Exercise directions - Exact copy, no pictures: set down every entry below as written.

(Dataset rows describing interfaces)

=====

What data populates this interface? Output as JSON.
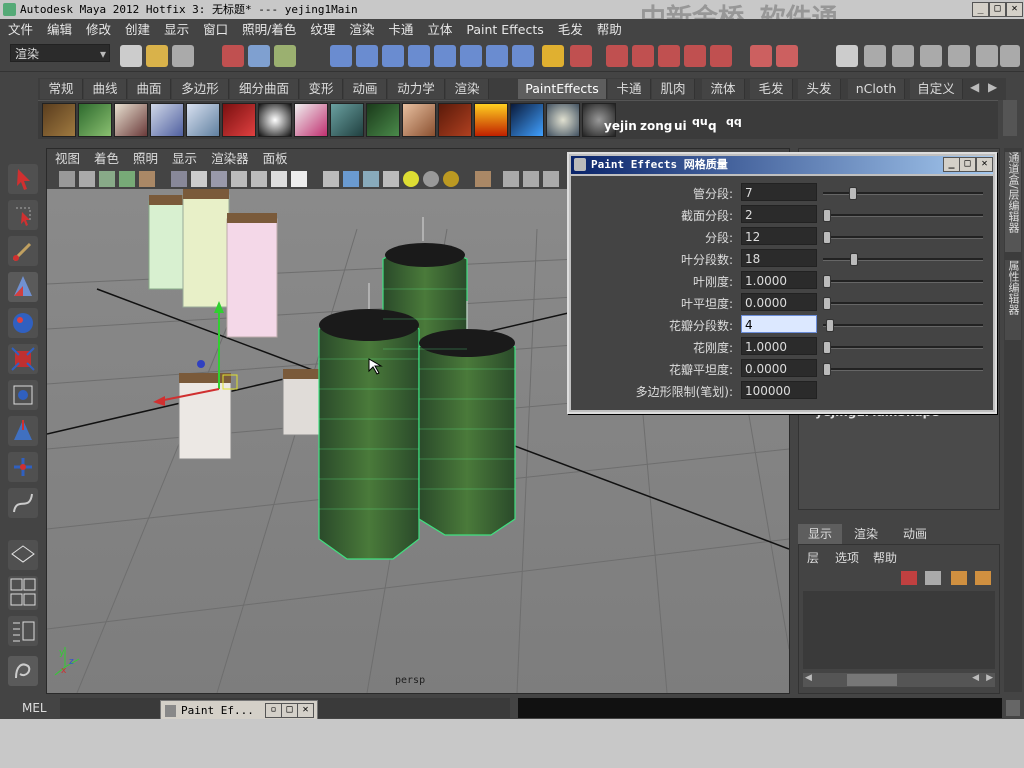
{
  "titlebar": {
    "title": "Autodesk Maya 2012 Hotfix 3: 无标题*   ---   yejing1Main",
    "watermark": "中新金桥 软件通"
  },
  "menubar": {
    "items": [
      "文件",
      "编辑",
      "修改",
      "创建",
      "显示",
      "窗口",
      "照明/着色",
      "纹理",
      "渲染",
      "卡通",
      "立体",
      "Paint Effects",
      "毛发",
      "帮助"
    ]
  },
  "statusline": {
    "mode_select": "渲染"
  },
  "shelf": {
    "tabs": [
      "常规",
      "曲线",
      "曲面",
      "多边形",
      "细分曲面",
      "变形",
      "动画",
      "动力学",
      "渲染",
      "PaintEffects",
      "卡通",
      "肌肉",
      "流体",
      "毛发",
      "头发",
      "nCloth",
      "自定义"
    ],
    "active_tab": "PaintEffects",
    "brush_labels": [
      "yejin",
      "zong",
      "ui",
      "qu",
      "q",
      "qq"
    ]
  },
  "viewport": {
    "menu": [
      "视图",
      "着色",
      "照明",
      "显示",
      "渲染器",
      "面板"
    ],
    "camera_label": "persp",
    "behind_label": "yejing1MainShape"
  },
  "dialog": {
    "title": "Paint Effects 网格质量",
    "fields": [
      {
        "label": "管分段:",
        "value": "7",
        "slider": 0.17
      },
      {
        "label": "截面分段:",
        "value": "2",
        "slider": 0.0
      },
      {
        "label": "分段:",
        "value": "12",
        "slider": 0.0
      },
      {
        "label": "叶分段数:",
        "value": "18",
        "slider": 0.18
      },
      {
        "label": "叶刚度:",
        "value": "1.0000",
        "slider": 0.0
      },
      {
        "label": "叶平坦度:",
        "value": "0.0000",
        "slider": 0.0
      },
      {
        "label": "花瓣分段数:",
        "value": "4",
        "slider": 0.02,
        "active": true
      },
      {
        "label": "花刚度:",
        "value": "1.0000",
        "slider": 0.0
      },
      {
        "label": "花瓣平坦度:",
        "value": "0.0000",
        "slider": 0.0
      },
      {
        "label": "多边形限制(笔划):",
        "value": "100000"
      }
    ]
  },
  "rightpanel": {
    "tabs": [
      "显示",
      "渲染",
      "动画"
    ],
    "menu": [
      "层",
      "选项",
      "帮助"
    ],
    "side_tabs": [
      "通道盒/层编辑器",
      "属性编辑器"
    ]
  },
  "cmdline": {
    "label": "MEL"
  },
  "taskbar": {
    "minimized_title": "Paint Ef..."
  }
}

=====

Result for this exercise -
What data populates this interface? Output as JSON.
{
  "titlebar": {
    "title": "Autodesk Maya 2012 Hotfix 3: 无标题*   ---   yejing1Main",
    "watermark": "中新金桥 软件通"
  },
  "menubar": {
    "items": [
      "文件",
      "编辑",
      "修改",
      "创建",
      "显示",
      "窗口",
      "照明/着色",
      "纹理",
      "渲染",
      "卡通",
      "立体",
      "Paint Effects",
      "毛发",
      "帮助"
    ]
  },
  "statusline": {
    "mode_select": "渲染"
  },
  "shelf": {
    "tabs": [
      "常规",
      "曲线",
      "曲面",
      "多边形",
      "细分曲面",
      "变形",
      "动画",
      "动力学",
      "渲染",
      "PaintEffects",
      "卡通",
      "肌肉",
      "流体",
      "毛发",
      "头发",
      "nCloth",
      "自定义"
    ],
    "active_tab": "PaintEffects",
    "brush_labels": [
      "yejin",
      "zong",
      "ui",
      "qu",
      "q",
      "qq"
    ]
  },
  "viewport": {
    "menu": [
      "视图",
      "着色",
      "照明",
      "显示",
      "渲染器",
      "面板"
    ],
    "camera_label": "persp",
    "behind_label": "yejing1MainShape"
  },
  "dialog": {
    "title": "Paint Effects 网格质量",
    "fields": [
      {
        "label": "管分段:",
        "value": "7",
        "slider": 0.17
      },
      {
        "label": "截面分段:",
        "value": "2",
        "slider": 0.0
      },
      {
        "label": "分段:",
        "value": "12",
        "slider": 0.0
      },
      {
        "label": "叶分段数:",
        "value": "18",
        "slider": 0.18
      },
      {
        "label": "叶刚度:",
        "value": "1.0000",
        "slider": 0.0
      },
      {
        "label": "叶平坦度:",
        "value": "0.0000",
        "slider": 0.0
      },
      {
        "label": "花瓣分段数:",
        "value": "4",
        "slider": 0.02,
        "active": true
      },
      {
        "label": "花刚度:",
        "value": "1.0000",
        "slider": 0.0
      },
      {
        "label": "花瓣平坦度:",
        "value": "0.0000",
        "slider": 0.0
      },
      {
        "label": "多边形限制(笔划):",
        "value": "100000"
      }
    ]
  },
  "rightpanel": {
    "tabs": [
      "显示",
      "渲染",
      "动画"
    ],
    "menu": [
      "层",
      "选项",
      "帮助"
    ],
    "side_tabs": [
      "通道盒/层编辑器",
      "属性编辑器"
    ]
  },
  "cmdline": {
    "label": "MEL"
  },
  "taskbar": {
    "minimized_title": "Paint Ef..."
  }
}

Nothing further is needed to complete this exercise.